The prison is operated by the Corrections Corporation of America, under a $2.8-million-a-month contract with the U.S. government to incarcerate women, men and children arrested by the Immigration and Customs Enforcement (ICE) agency.
According to a N.Y. Times report, federal officials portrayed the prison as a model facility “primarily focused on the safety of the children.” Once all the barbed wire comes down, Gary Mead, an ICE official, said, “it’s going to look more like a community college with a very high chain-link fence.”

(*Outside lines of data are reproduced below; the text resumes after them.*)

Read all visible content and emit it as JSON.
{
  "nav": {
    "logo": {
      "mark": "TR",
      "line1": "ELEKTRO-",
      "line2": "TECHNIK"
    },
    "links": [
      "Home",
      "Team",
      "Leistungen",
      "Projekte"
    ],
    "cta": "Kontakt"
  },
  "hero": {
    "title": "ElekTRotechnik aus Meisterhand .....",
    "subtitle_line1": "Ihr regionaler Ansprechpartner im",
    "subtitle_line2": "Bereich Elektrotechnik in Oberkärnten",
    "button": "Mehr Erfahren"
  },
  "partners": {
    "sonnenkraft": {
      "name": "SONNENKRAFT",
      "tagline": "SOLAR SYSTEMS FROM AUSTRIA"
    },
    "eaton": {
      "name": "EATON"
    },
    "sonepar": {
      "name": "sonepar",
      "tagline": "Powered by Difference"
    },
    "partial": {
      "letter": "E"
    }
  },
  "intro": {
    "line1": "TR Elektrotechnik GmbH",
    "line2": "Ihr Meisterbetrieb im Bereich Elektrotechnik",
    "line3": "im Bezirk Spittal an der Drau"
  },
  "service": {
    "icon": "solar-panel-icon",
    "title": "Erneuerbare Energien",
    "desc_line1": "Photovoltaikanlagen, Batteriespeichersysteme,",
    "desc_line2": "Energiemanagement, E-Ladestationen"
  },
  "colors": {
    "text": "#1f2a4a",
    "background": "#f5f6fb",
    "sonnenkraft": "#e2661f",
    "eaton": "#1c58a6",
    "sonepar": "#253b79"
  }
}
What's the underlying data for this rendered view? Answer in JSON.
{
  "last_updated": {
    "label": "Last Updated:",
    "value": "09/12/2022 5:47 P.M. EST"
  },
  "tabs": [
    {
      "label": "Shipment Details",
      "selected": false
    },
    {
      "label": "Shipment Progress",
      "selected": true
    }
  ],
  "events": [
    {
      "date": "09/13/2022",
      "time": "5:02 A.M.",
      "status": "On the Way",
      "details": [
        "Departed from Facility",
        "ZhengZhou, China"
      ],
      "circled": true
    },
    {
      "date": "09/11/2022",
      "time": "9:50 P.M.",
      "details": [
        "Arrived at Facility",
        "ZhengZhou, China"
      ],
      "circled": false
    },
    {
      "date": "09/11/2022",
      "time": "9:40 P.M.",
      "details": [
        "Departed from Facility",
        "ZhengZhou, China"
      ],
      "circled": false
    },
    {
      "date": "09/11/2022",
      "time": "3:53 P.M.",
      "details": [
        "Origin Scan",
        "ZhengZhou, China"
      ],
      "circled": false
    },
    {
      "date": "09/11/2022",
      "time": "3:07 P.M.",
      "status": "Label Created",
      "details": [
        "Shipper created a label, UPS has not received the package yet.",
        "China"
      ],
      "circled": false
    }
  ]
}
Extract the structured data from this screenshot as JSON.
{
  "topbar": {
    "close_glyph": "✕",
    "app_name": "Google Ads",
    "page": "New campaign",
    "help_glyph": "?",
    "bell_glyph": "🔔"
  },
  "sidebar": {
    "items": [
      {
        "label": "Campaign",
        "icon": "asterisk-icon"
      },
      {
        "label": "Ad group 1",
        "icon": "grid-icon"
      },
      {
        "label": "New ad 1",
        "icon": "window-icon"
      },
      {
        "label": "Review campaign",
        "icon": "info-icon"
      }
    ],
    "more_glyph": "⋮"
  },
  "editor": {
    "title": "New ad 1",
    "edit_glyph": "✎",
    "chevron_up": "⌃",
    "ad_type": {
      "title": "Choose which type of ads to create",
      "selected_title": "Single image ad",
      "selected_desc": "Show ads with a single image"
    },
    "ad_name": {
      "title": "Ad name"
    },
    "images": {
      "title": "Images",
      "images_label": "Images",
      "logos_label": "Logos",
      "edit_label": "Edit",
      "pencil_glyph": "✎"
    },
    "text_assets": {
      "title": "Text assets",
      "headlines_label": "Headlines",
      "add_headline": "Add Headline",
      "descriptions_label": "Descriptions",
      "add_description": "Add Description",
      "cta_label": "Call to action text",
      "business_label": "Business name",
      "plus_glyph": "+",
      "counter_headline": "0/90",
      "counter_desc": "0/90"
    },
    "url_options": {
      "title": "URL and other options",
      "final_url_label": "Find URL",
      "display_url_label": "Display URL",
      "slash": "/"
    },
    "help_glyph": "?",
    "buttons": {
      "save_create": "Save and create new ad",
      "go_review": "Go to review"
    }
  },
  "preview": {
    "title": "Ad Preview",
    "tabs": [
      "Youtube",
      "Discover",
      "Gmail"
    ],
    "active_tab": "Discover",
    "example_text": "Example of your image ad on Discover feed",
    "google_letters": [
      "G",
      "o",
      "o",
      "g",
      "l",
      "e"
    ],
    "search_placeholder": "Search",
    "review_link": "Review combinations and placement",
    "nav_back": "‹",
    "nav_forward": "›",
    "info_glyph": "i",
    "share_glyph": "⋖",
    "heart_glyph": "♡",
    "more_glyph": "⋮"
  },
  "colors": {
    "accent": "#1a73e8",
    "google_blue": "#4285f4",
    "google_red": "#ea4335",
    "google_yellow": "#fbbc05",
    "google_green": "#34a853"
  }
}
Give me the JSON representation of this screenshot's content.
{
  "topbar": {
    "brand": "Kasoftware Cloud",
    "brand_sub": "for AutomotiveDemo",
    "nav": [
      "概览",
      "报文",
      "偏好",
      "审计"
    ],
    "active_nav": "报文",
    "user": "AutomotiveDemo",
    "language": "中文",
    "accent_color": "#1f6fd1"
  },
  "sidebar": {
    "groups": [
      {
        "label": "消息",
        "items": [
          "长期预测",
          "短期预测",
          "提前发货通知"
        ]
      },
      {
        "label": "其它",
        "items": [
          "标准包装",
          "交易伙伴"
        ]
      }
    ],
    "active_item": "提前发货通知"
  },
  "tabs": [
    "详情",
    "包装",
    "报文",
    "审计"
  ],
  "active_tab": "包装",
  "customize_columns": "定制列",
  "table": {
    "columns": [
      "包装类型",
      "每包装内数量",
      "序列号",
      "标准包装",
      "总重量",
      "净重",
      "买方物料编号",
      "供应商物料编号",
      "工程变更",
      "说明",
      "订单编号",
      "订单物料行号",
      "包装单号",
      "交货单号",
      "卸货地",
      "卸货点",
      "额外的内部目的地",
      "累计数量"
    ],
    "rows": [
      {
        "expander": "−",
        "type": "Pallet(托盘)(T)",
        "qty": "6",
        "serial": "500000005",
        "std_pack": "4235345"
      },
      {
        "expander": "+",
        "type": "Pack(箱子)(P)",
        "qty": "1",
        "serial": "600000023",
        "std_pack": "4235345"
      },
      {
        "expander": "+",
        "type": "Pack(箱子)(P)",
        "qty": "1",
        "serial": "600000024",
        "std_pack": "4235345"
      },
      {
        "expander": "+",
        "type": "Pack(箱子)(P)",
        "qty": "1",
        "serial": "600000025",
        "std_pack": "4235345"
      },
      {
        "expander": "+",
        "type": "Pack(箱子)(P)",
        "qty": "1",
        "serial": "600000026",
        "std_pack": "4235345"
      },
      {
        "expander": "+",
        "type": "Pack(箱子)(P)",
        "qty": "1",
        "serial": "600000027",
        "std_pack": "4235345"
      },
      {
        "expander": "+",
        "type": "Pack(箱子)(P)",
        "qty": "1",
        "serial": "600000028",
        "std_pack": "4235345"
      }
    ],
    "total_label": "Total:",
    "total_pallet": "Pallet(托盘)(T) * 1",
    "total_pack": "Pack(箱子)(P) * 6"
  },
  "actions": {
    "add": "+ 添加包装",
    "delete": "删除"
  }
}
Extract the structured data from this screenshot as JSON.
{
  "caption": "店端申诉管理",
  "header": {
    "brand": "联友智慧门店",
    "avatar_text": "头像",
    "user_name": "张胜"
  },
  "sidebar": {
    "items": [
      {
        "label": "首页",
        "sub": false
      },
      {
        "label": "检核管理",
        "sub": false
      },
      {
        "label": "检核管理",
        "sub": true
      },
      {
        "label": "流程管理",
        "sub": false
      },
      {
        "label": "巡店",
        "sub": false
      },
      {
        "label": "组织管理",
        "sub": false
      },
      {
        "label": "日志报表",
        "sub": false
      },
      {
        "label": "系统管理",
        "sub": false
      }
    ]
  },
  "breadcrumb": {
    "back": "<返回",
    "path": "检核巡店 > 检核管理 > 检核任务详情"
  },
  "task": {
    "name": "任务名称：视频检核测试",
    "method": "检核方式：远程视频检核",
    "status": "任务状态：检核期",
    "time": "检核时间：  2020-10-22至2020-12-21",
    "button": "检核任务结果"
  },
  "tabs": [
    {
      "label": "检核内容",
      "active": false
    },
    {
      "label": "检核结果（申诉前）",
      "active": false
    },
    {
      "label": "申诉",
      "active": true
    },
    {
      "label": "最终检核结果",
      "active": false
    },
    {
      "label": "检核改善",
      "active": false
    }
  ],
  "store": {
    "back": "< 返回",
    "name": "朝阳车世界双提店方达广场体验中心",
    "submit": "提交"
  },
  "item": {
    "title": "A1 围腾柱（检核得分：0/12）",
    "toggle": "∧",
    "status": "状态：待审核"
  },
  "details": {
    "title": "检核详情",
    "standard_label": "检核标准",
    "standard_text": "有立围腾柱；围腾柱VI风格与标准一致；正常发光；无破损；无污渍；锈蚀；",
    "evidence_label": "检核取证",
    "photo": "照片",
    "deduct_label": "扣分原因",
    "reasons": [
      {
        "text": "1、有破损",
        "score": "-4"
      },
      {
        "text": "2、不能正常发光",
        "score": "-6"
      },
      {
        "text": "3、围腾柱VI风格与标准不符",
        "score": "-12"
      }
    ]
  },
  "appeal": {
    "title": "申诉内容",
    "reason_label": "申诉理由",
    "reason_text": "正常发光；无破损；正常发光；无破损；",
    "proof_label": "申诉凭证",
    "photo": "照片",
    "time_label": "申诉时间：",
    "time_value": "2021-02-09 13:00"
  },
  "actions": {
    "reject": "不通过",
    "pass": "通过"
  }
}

In an interview for the Dallas Morning News, Nazmieh Juma Hazahza, an expectant mother who was imprisoned with her five of her children for 90 days, describes the facility differently: "like being in hell."
The Houston Chronicle's report on the prison visit includes this passage:
ICE slapped some paint on the place, fed pizza to the prisoners for the first time, and invited the press to visit. (And promised to remove the barbed wire.) [G]uards told the Chronicle in separate interviews this week that the Hutto center was being sanitized, or "prettied up," for the media tour, with furniture, artificial trees and other amenities appearing in the facility immediately prior to the tour.